====== Data

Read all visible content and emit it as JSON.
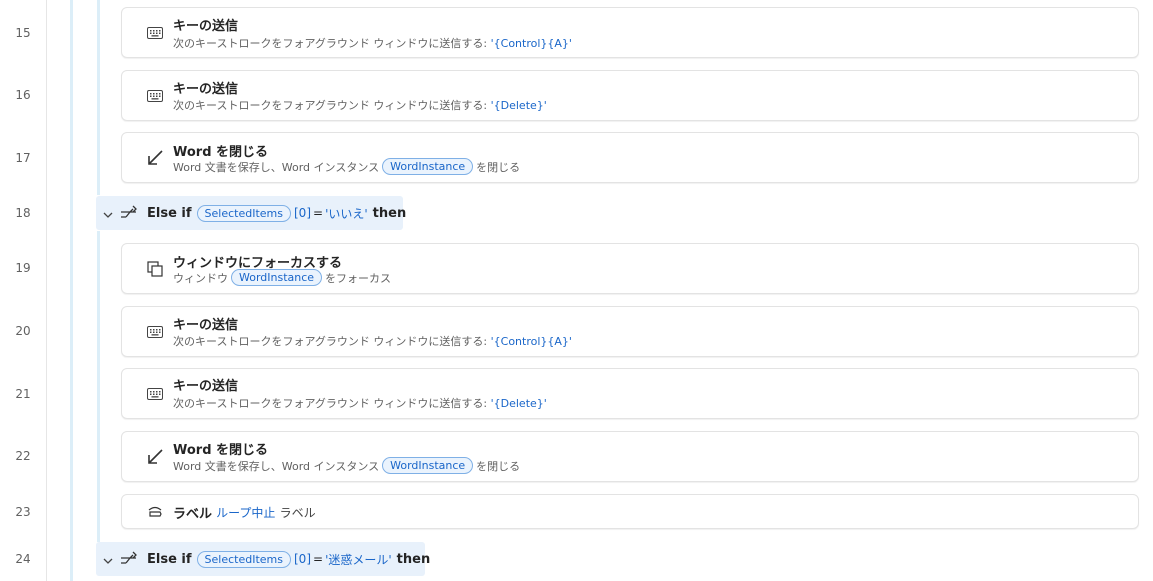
{
  "lines": [
    "15",
    "16",
    "17",
    "18",
    "19",
    "20",
    "21",
    "22",
    "23",
    "24"
  ],
  "actions": {
    "send_keys_1": {
      "title": "キーの送信",
      "desc": "次のキーストロークをフォアグラウンド ウィンドウに送信する:",
      "value": "'{Control}{A}'"
    },
    "send_keys_2": {
      "title": "キーの送信",
      "desc": "次のキーストロークをフォアグラウンド ウィンドウに送信する:",
      "value": "'{Delete}'"
    },
    "close_word_1": {
      "title": "Word を閉じる",
      "desc_pre": "Word 文書を保存し、Word インスタンス",
      "chip": "WordInstance",
      "desc_post": "を閉じる"
    },
    "else_if_1": {
      "keyword": "Else if",
      "variable": "SelectedItems",
      "index": "[0]",
      "op": "=",
      "value": "'いいえ'",
      "then": "then"
    },
    "focus_window": {
      "title": "ウィンドウにフォーカスする",
      "desc_pre": "ウィンドウ",
      "chip": "WordInstance",
      "desc_post": "をフォーカス"
    },
    "send_keys_3": {
      "title": "キーの送信",
      "desc": "次のキーストロークをフォアグラウンド ウィンドウに送信する:",
      "value": "'{Control}{A}'"
    },
    "send_keys_4": {
      "title": "キーの送信",
      "desc": "次のキーストロークをフォアグラウンド ウィンドウに送信する:",
      "value": "'{Delete}'"
    },
    "close_word_2": {
      "title": "Word を閉じる",
      "desc_pre": "Word 文書を保存し、Word インスタンス",
      "chip": "WordInstance",
      "desc_post": "を閉じる"
    },
    "label": {
      "title": "ラベル",
      "name": "ループ中止",
      "suffix": "ラベル"
    },
    "else_if_2": {
      "keyword": "Else if",
      "variable": "SelectedItems",
      "index": "[0]",
      "op": "=",
      "value": "'迷惑メール'",
      "then": "then"
    }
  },
  "icons": [
    "keyboard-icon",
    "close-arrow-icon",
    "branch-icon",
    "chevron-down-icon",
    "focus-window-icon",
    "label-icon"
  ],
  "colors": {
    "accent": "#1a66c9",
    "chip_bg": "#eaf3fd",
    "rail": "#dceef8",
    "elseif_bg": "#e8f1fb"
  }
}
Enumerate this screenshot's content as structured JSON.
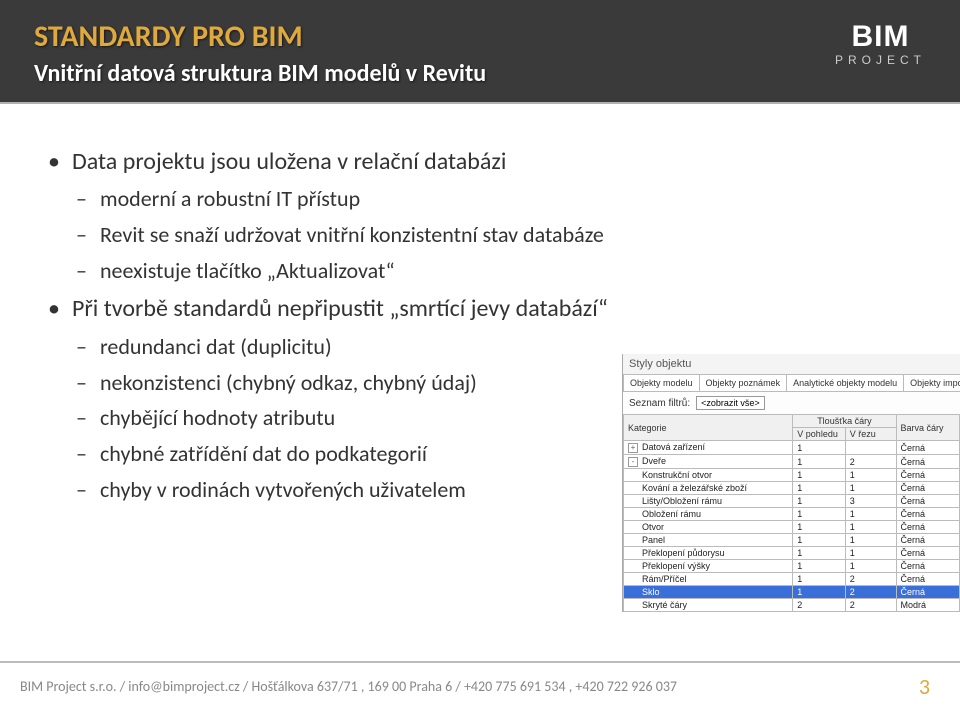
{
  "header": {
    "title": "STANDARDY PRO BIM",
    "subtitle": "Vnitřní datová struktura BIM modelů v Revitu"
  },
  "logo": {
    "top": "BIM",
    "bottom": "PROJECT"
  },
  "bullets": [
    {
      "text": "Data projektu jsou uložena v relační databázi",
      "children": [
        "moderní a robustní IT přístup",
        "Revit se snaží udržovat vnitřní konzistentní stav databáze",
        "neexistuje tlačítko „Aktualizovat“"
      ]
    },
    {
      "text": "Při tvorbě standardů nepřipustit „smrtící jevy databází“",
      "children": [
        "redundanci dat (duplicitu)",
        "nekonzistenci (chybný odkaz, chybný údaj)",
        "chybějící hodnoty atributu",
        "chybné zatřídění dat do podkategorií",
        "chyby v rodinách vytvořených uživatelem"
      ]
    }
  ],
  "screenshot": {
    "windowTitle": "Styly objektu",
    "tabs": [
      "Objekty modelu",
      "Objekty poznámek",
      "Analytické objekty modelu",
      "Objekty importová"
    ],
    "filterLabel": "Seznam filtrů:",
    "filterValue": "<zobrazit vše>",
    "headerTop": {
      "thick": "Tloušťka čáry"
    },
    "headerBottom": {
      "cat": "Kategorie",
      "view": "V pohledu",
      "cut": "V řezu",
      "color": "Barva čáry"
    },
    "rows": [
      {
        "cat": "Datová zařízení",
        "v": "1",
        "r": "",
        "color": "Černá",
        "tree": "+",
        "indent": 0
      },
      {
        "cat": "Dveře",
        "v": "1",
        "r": "2",
        "color": "Černá",
        "tree": "-",
        "indent": 0
      },
      {
        "cat": "Konstrukční otvor",
        "v": "1",
        "r": "1",
        "color": "Černá",
        "tree": "",
        "indent": 1
      },
      {
        "cat": "Kování a železářské zboží",
        "v": "1",
        "r": "1",
        "color": "Černá",
        "tree": "",
        "indent": 1
      },
      {
        "cat": "Lišty/Obložení rámu",
        "v": "1",
        "r": "3",
        "color": "Černá",
        "tree": "",
        "indent": 1
      },
      {
        "cat": "Obložení rámu",
        "v": "1",
        "r": "1",
        "color": "Černá",
        "tree": "",
        "indent": 1
      },
      {
        "cat": "Otvor",
        "v": "1",
        "r": "1",
        "color": "Černá",
        "tree": "",
        "indent": 1
      },
      {
        "cat": "Panel",
        "v": "1",
        "r": "1",
        "color": "Černá",
        "tree": "",
        "indent": 1
      },
      {
        "cat": "Překlopení půdorysu",
        "v": "1",
        "r": "1",
        "color": "Černá",
        "tree": "",
        "indent": 1
      },
      {
        "cat": "Překlopení výšky",
        "v": "1",
        "r": "1",
        "color": "Černá",
        "tree": "",
        "indent": 1
      },
      {
        "cat": "Rám/Příčel",
        "v": "1",
        "r": "2",
        "color": "Černá",
        "tree": "",
        "indent": 1
      },
      {
        "cat": "Sklo",
        "v": "1",
        "r": "2",
        "color": "Černá",
        "tree": "",
        "indent": 1,
        "sel": true
      },
      {
        "cat": "Skryté čáry",
        "v": "2",
        "r": "2",
        "color": "Modrá",
        "tree": "",
        "indent": 1
      }
    ]
  },
  "footer": {
    "text": "BIM Project s.r.o.  /  info@bimproject.cz  /  Hošťálkova 637/71 , 169 00 Praha 6  /  +420 775 691 534 , +420 722 926 037",
    "page": "3"
  }
}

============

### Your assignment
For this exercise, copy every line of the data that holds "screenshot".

### Result
Enumerate this screenshot's content as structured JSON.
  "screenshot": {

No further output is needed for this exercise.